#### Exercise requirements
Set down every entry exactly as it was written.

** Opening Data supplied block **

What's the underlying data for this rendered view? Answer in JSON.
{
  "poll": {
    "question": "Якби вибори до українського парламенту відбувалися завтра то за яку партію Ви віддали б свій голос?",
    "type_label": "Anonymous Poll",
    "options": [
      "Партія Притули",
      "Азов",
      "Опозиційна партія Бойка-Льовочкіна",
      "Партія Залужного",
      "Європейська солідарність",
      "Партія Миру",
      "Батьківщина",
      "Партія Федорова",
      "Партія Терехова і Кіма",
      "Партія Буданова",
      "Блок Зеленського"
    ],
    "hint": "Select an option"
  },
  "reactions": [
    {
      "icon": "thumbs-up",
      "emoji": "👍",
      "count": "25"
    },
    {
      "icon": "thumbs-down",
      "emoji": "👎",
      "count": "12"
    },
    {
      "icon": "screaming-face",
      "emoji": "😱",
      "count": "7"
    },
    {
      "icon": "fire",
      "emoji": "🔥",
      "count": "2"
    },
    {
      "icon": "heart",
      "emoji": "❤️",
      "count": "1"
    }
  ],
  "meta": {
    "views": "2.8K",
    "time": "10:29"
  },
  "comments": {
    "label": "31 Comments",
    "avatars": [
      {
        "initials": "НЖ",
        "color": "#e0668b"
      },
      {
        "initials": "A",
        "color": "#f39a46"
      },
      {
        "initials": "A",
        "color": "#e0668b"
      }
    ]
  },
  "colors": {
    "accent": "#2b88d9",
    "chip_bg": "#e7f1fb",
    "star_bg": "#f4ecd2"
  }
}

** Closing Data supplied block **

#### Answer to this exercise
What's the underlying data for this rendered view? Answer in JSON.
{
  "poll": {
    "question": "Якби вибори до українського парламенту відбувалися завтра то за яку партію Ви віддали б свій голос?",
    "type_label": "Anonymous Poll",
    "options": [
      "Партія Притули",
      "Азов",
      "Опозиційна партія Бойка-Льовочкіна",
      "Партія Залужного",
      "Європейська солідарність",
      "Партія Миру",
      "Батьківщина",
      "Партія Федорова",
      "Партія Терехова і Кіма",
      "Партія Буданова",
      "Блок Зеленського"
    ],
    "hint": "Select an option"
  },
  "reactions": [
    {
      "icon": "thumbs-up",
      "emoji": "👍",
      "count": "25"
    },
    {
      "icon": "thumbs-down",
      "emoji": "👎",
      "count": "12"
    },
    {
      "icon": "screaming-face",
      "emoji": "😱",
      "count": "7"
    },
    {
      "icon": "fire",
      "emoji": "🔥",
      "count": "2"
    },
    {
      "icon": "heart",
      "emoji": "❤️",
      "count": "1"
    }
  ],
  "meta": {
    "views": "2.8K",
    "time": "10:29"
  },
  "comments": {
    "label": "31 Comments",
    "avatars": [
      {
        "initials": "НЖ",
        "color": "#e0668b"
      },
      {
        "initials": "A",
        "color": "#f39a46"
      },
      {
        "initials": "A",
        "color": "#e0668b"
      }
    ]
  },
  "colors": {
    "accent": "#2b88d9",
    "chip_bg": "#e7f1fb",
    "star_bg": "#f4ecd2"
  }
}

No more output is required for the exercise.